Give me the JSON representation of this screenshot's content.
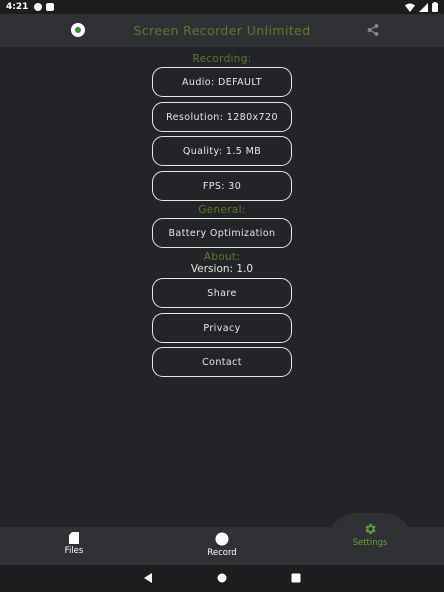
{
  "status_bar": {
    "time": "4:21"
  },
  "app_bar": {
    "title": "Screen Recorder Unlimited"
  },
  "sections": {
    "recording": "Recording:",
    "general": "General:",
    "about": "About:"
  },
  "recording_buttons": {
    "audio": "Audio: DEFAULT",
    "resolution": "Resolution: 1280x720",
    "quality": "Quality: 1.5 MB",
    "fps": "FPS: 30"
  },
  "general_buttons": {
    "battery": "Battery Optimization"
  },
  "about": {
    "version": "Version: 1.0",
    "share": "Share",
    "privacy": "Privacy",
    "contact": "Contact"
  },
  "bottom_nav": {
    "files": "Files",
    "record": "Record",
    "settings": "Settings"
  },
  "colors": {
    "accent": "#5a7a2c",
    "active_tab": "#5fa02d",
    "background": "#222427",
    "bar": "#303134"
  },
  "icons": {
    "app_logo": "record-dot-icon",
    "share": "share-icon",
    "files": "sd-card-icon",
    "record": "circle-icon",
    "settings": "gear-icon"
  }
}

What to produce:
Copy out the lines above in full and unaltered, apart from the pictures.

Response for this exercise:
Give me the JSON representation of this screenshot's content.
{
  "status_bar": {
    "time": "4:21"
  },
  "app_bar": {
    "title": "Screen Recorder Unlimited"
  },
  "sections": {
    "recording": "Recording:",
    "general": "General:",
    "about": "About:"
  },
  "recording_buttons": {
    "audio": "Audio: DEFAULT",
    "resolution": "Resolution: 1280x720",
    "quality": "Quality: 1.5 MB",
    "fps": "FPS: 30"
  },
  "general_buttons": {
    "battery": "Battery Optimization"
  },
  "about": {
    "version": "Version: 1.0",
    "share": "Share",
    "privacy": "Privacy",
    "contact": "Contact"
  },
  "bottom_nav": {
    "files": "Files",
    "record": "Record",
    "settings": "Settings"
  },
  "colors": {
    "accent": "#5a7a2c",
    "active_tab": "#5fa02d",
    "background": "#222427",
    "bar": "#303134"
  },
  "icons": {
    "app_logo": "record-dot-icon",
    "share": "share-icon",
    "files": "sd-card-icon",
    "record": "circle-icon",
    "settings": "gear-icon"
  }
}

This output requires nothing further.